The cop is forced to mark an anniversary he wishes did not exist. It is now a year since his 24-year-old son, Radcliffe Campbell Jr, has been missing.

 

“It is coming around to the time when this whole thing happen so it a put on a lot of stress, trust me,” he told the Jamaica Observer last week.

 

“This thing hit me so hard that [it] even deteriorate my health certain way. Mi wake up one morning with my left foot crippled and I know that it is the stress that I put on myself. I’m barely recovering right now,” said the distraught father.

 

Campbell Jr was reportedly last seen by his mother, Antoinette Taylor-Campbell, at Parkington Plaza in Half-Way-Tree, St Andrew.
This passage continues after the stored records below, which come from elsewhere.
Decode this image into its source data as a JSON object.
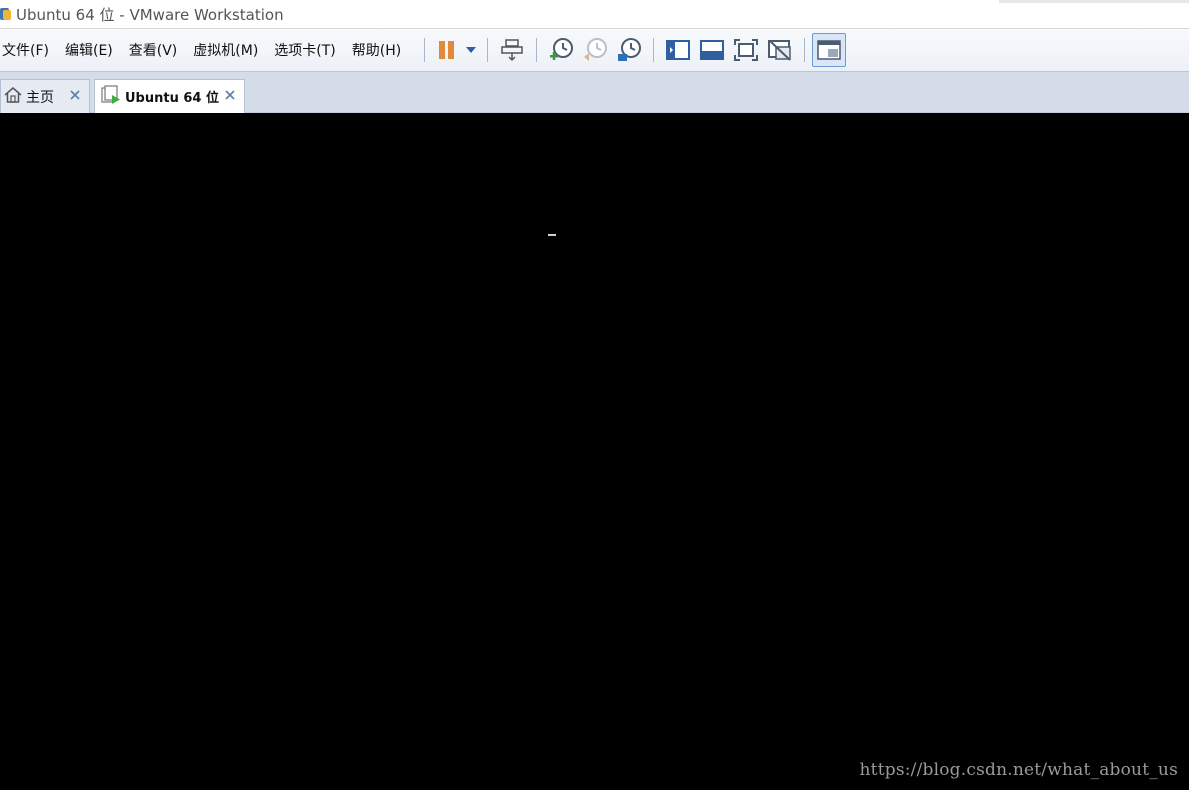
{
  "window": {
    "title": "Ubuntu 64 位 - VMware Workstation",
    "app_icon": "vmware-icon"
  },
  "menu": {
    "items": [
      {
        "label": "文件(F)",
        "name": "menu-file"
      },
      {
        "label": "编辑(E)",
        "name": "menu-edit"
      },
      {
        "label": "查看(V)",
        "name": "menu-view"
      },
      {
        "label": "虚拟机(M)",
        "name": "menu-vm"
      },
      {
        "label": "选项卡(T)",
        "name": "menu-tabs"
      },
      {
        "label": "帮助(H)",
        "name": "menu-help"
      }
    ]
  },
  "toolbar": {
    "buttons": [
      "pause-icon",
      "dropdown-arrow-icon",
      "send-ctrl-alt-del-icon",
      "snapshot-take-icon",
      "snapshot-revert-icon",
      "snapshot-manager-icon",
      "show-library-icon",
      "show-thumbnail-bar-icon",
      "fullscreen-icon",
      "unity-icon",
      "console-view-icon"
    ],
    "colors": {
      "pause": "#e08a3c",
      "accent": "#2f5f9e"
    }
  },
  "tabs": [
    {
      "label": "主页",
      "icon": "home-icon",
      "active": false
    },
    {
      "label": "Ubuntu 64 位",
      "icon": "vm-running-icon",
      "active": true
    }
  ],
  "console": {
    "cursor_char": "_",
    "watermark": "https://blog.csdn.net/what_about_us"
  }
}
He is said to have parted ways with her after receiving a phone call, saying he was on his way to Glengoffe, St Catherine, where he lives with his father.

 

Investigators have a slim lead in the case. They were able to locate one of the missing man’s mobile phones.

 

“One of his phones was found in Portmore, but we haven’t gotten much from it so far. The person from Portmore said they bought it from somebody, so I am not sure how it ended up there. They are checking out some stuff in it, though, to see what they can get,” said Campbell Sr.

On the last day he was seen, Campbell Jr was dressed in a blue shirt with white markings on it, paired with blue jogging pants and black loafers.

 

As a member of the Jamaica Constabulary Force, Campbell Sr is well aware that once two weeks have passed, the search for missing people does not usually end well.

 

“Quite a few missing people are being investigated and mi know the results when people are missing for a certain time, so I wasn’t looking for anything after the first two weeks. I don’t have any hope that he is alive again. Because the torment and pressure that he would have been under, wherever they took him, I don’t think he would make it through, and he wouldn’t just leave on his own free will,” he told the Observer.

 

It is only in his dreams that he is now able to see his son, something he had never imagined happening.

 

“Mi dream see him couple of times but mi a wonder if is because I keep thinking about him so much. Mi remember mi dream see him come home with this grey hair and him a tell me that he is alright, but that was the last. Couple other times is like nightmare because is like him come into the house and we a walk and end up into the living room before mi realise that mi awake,” said Campbell Sr.

 

The father is struggling to understand why someone would harm his son. He told the Observer that his boy was employed at a law firm as an auditor and had many plans for his future.

 

“He was not mix up in no criminal activities because he had a good job and him never grow up that way to be red eye. Unless somebody draw him into some things that he is not aware of, because that can happen where you end up in the wrong crowd and not know,” he lamented. “But this really mash me up. I don’t know when I will ever be fine.”

 

He is hoping police investigators will be able to provide answers.

 

“Mi need more to be done and more can be done to get more information,” said Campbell Sr.